3. Book budget-friendly accommodations
Where to stay is the next big question for your travel budget. Unless you’re living in a van or RV, you’ll need somewhere to call home during your travels. For most nomads, that means hostels or short-term rentals. Hostels are the cheapest lodging but don’t offer much in the way of privacy. For a bit more money, travelers can book a short-term house or apartment rental on one of the many websites catering to vacation travelers. Use a local real estate agent if you need to book a longer stay.

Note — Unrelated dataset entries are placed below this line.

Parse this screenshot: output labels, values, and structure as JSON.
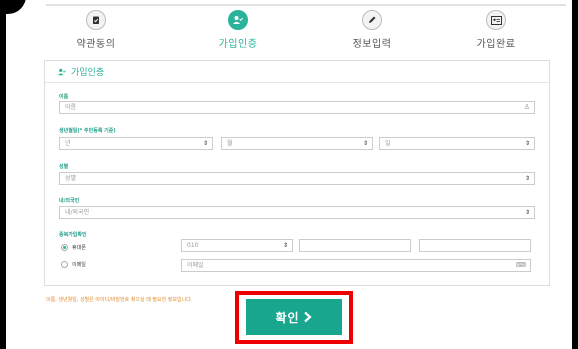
{
  "steps": [
    {
      "label": "약관동의",
      "icon": "clipboard-check-icon",
      "active": false
    },
    {
      "label": "가입인증",
      "icon": "user-check-icon",
      "active": true
    },
    {
      "label": "정보입력",
      "icon": "pencil-icon",
      "active": false
    },
    {
      "label": "가입완료",
      "icon": "id-card-icon",
      "active": false
    }
  ],
  "card": {
    "title": "가입인증"
  },
  "form": {
    "name": {
      "label": "이름",
      "placeholder": "이름"
    },
    "birth": {
      "label": "생년월일(* 주민등록 기준)",
      "year": "년",
      "month": "월",
      "day": "일"
    },
    "gender": {
      "label": "성별",
      "value": "성별"
    },
    "nationality": {
      "label": "내/외국인",
      "value": "내/외국인"
    },
    "dup_check": {
      "label": "중복가입확인",
      "phone_option": "휴대폰",
      "email_option": "이메일",
      "phone_prefix": "010",
      "email_placeholder": "이메일"
    }
  },
  "note": "이름, 생년월일, 성별은 아이디/비밀번호 찾으실 때 필요한 정보입니다.",
  "confirm_label": "확인",
  "colors": {
    "accent": "#2bb39a",
    "button": "#19a68e",
    "highlight": "#ee0000",
    "note": "#e08a2c"
  }
}
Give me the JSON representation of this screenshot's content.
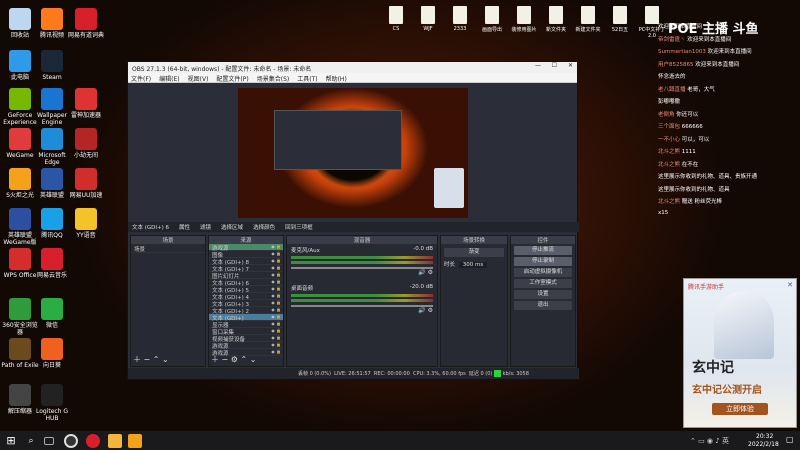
{
  "desktop_icons": [
    {
      "label": "回收站",
      "color": "#bcd7ef"
    },
    {
      "label": "腾讯视频",
      "color": "#ff7a1a"
    },
    {
      "label": "网易有道词典",
      "color": "#d8202c"
    },
    {
      "label": "此电脑",
      "color": "#2f9be8"
    },
    {
      "label": "Steam",
      "color": "#1b2838"
    },
    {
      "label": "GeForce Experience",
      "color": "#76b900"
    },
    {
      "label": "Wallpaper Engine",
      "color": "#1a74d2"
    },
    {
      "label": "雷神加速器",
      "color": "#d33"
    },
    {
      "label": "WeGame",
      "color": "#e23b3b"
    },
    {
      "label": "Microsoft Edge",
      "color": "#1e8cd6"
    },
    {
      "label": "小劫无间",
      "color": "#b52525"
    },
    {
      "label": "S火炬之光",
      "color": "#f3a21a"
    },
    {
      "label": "英雄联盟",
      "color": "#2a56a5"
    },
    {
      "label": "网易UU加速",
      "color": "#d22d2d"
    },
    {
      "label": "英雄联盟WeGame版",
      "color": "#2c4fa0"
    },
    {
      "label": "腾讯QQ",
      "color": "#1aa0e6"
    },
    {
      "label": "YY语音",
      "color": "#f5c22a"
    },
    {
      "label": "WPS Office",
      "color": "#d52c2c"
    },
    {
      "label": "网易云音乐",
      "color": "#d8202c"
    },
    {
      "label": "360安全浏览器",
      "color": "#2e9c3a"
    },
    {
      "label": "微信",
      "color": "#2aae44"
    },
    {
      "label": "Path of Exile",
      "color": "#6b4a1e"
    },
    {
      "label": "向日葵",
      "color": "#f06020"
    },
    {
      "label": "解压缩器",
      "color": "#444"
    },
    {
      "label": "Logitech G HUB",
      "color": "#222"
    }
  ],
  "folder_icons": [
    "CS",
    "WJF",
    "2333",
    "画面导出",
    "装修用图片",
    "新文件夹",
    "新建文件夹",
    "52日五",
    "PC中文补丁2.0"
  ],
  "watermark": "POE 主播 斗鱼",
  "obs": {
    "title": "OBS 27.1.3 (64-bit, windows) - 配置文件: 未命名 - 场景: 未命名",
    "menu": [
      "文件(F)",
      "编辑(E)",
      "视图(V)",
      "配置文件(P)",
      "场景集合(S)",
      "工具(T)",
      "帮助(H)"
    ],
    "ctrlbar": [
      "文本 (GDI+) 6",
      "属性",
      "滤镜",
      "选择区域",
      "选择颜色",
      "回到三项框"
    ],
    "docks": {
      "scenes": "场景",
      "sources": "来源",
      "mixer": "混音器",
      "transitions": "场景转换",
      "controls": "控件"
    },
    "scene_list": [
      "场景"
    ],
    "sources": [
      "游戏源",
      "图像",
      "文本 (GDI+) 8",
      "文本 (GDI+) 7",
      "图片幻灯片",
      "文本 (GDI+) 6",
      "文本 (GDI+) 5",
      "文本 (GDI+) 4",
      "文本 (GDI+) 3",
      "文本 (GDI+) 2",
      "文本 (GDI+)",
      "显示器",
      "窗口采集",
      "视频捕获设备",
      "游戏源",
      "游戏源"
    ],
    "mixer": [
      {
        "name": "麦克风/Aux",
        "db": "-0.0 dB"
      },
      {
        "name": "桌面音频",
        "db": "-20.0 dB"
      }
    ],
    "transition": {
      "type": "渐变",
      "duration_label": "时长",
      "duration": "300 ms"
    },
    "controls": [
      "停止推流",
      "停止录制",
      "启动虚拟摄像机",
      "工作室模式",
      "设置",
      "退出"
    ],
    "status": {
      "drop": "丢帧 0 (0.0%)",
      "live": "LIVE: 26:51:57",
      "rec": "REC: 00:00:00",
      "cpu": "CPU: 3.3%, 60.00 fps",
      "delay": "延迟 0 (0)",
      "kbps": "kb/s: 3058"
    }
  },
  "chat": [
    {
      "badge": "",
      "name": "",
      "text": "欢迎来到本直播间"
    },
    {
      "badge": "",
      "name": "帝剑雷霆丶",
      "text": "欢迎来到本直播间"
    },
    {
      "badge": "",
      "name": "Summertian1003",
      "text": "欢迎来到本直播间"
    },
    {
      "badge": "",
      "name": "用户8525865",
      "text": "欢迎来到本直播间"
    },
    {
      "badge": "",
      "name": "",
      "text": "怀念逝去的"
    },
    {
      "badge": "",
      "name": "老八蹲直播",
      "text": "老哥，大气"
    },
    {
      "badge": "",
      "name": "",
      "text": "彭嘟嘟撒"
    },
    {
      "badge": "",
      "name": "老倒角",
      "text": "你还可以"
    },
    {
      "badge": "",
      "name": "三个面包",
      "text": "666666"
    },
    {
      "badge": "",
      "name": "一不小心",
      "text": "可以，可以"
    },
    {
      "badge": "",
      "name": "北斗之熊",
      "text": "1111"
    },
    {
      "badge": "",
      "name": "北斗之熊",
      "text": "在不在"
    },
    {
      "badge": "",
      "name": "",
      "text": "这里展示你收到的礼物、道具、贵族开通"
    },
    {
      "badge": "",
      "name": "",
      "text": "这里展示你收到的礼物、道具"
    },
    {
      "badge": "",
      "name": "北斗之熊",
      "text": "赠送 粉丝荧光棒"
    },
    {
      "badge": "",
      "name": "",
      "text": "x15"
    }
  ],
  "ad": {
    "brand": "腾讯手游助手",
    "game": "玄中记",
    "headline": "玄中记公测开启",
    "cta": "立即体验"
  },
  "clock": {
    "time": "20:32",
    "date": "2022/2/18"
  }
}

Traveling on a tight budget? Some travelers use websites like TrustedHousesitters.com and HouseCarers.com to house sit their way around the world, living for free in exchange for light chores. Keep in mind that home and apartment rentals may not be equipped with the latest technology. If you can’t find a tech-friendly rental in your budget, book accommodations with a coworking space nearby.
More tips for becoming a digital nomad
What else do you need to thrive as a digital nomad? These are the best tips from people who have been there:
- Save a travel fund before you go. Even with a job, travel is expensive. Save up so you enjoy the digital nomad experience instead of pinching pennies.
- Watch your expenses. It’s easy to overdo it while traveling. Take advantage of free activities, avoid dining out every meal, and most importantly, create a travel budget, and stick to it.
- Keep an emergency fund. Don’t wind up stuck abroad with no money to fly home. Set aside money for return travel and don’t touch it.
- Make friends! Traveling alone can be isolating, but you’re never really alone. From digital nomad communities to travel groups for black women, there are lots of ways to connect with fellow travelers.
- Prepare for a learning curve. There will be moments where panic takes over and you wonder if you made a huge mistake. Breathe and be patient. You might not love the digital nomad lifestyle right away, but after a while, you’ll be wondering how you ever spent 40 hours a week in an office.
There’s no doubt about it: Becoming a digital nomad is the best way to travel long-term when you don’t have a six-figure bank account. However, just because you have cash flowing in doesn’t mean you don’t have to budget for travel as a digital nomad. With this digital nomad travel guide, you’ll be able to see the world while keeping your bank account in the black.
Author: Amy Collett is the creator of Bizwell.org, a website that helps professionals and entrepreneurs build and strengthen their personal brand.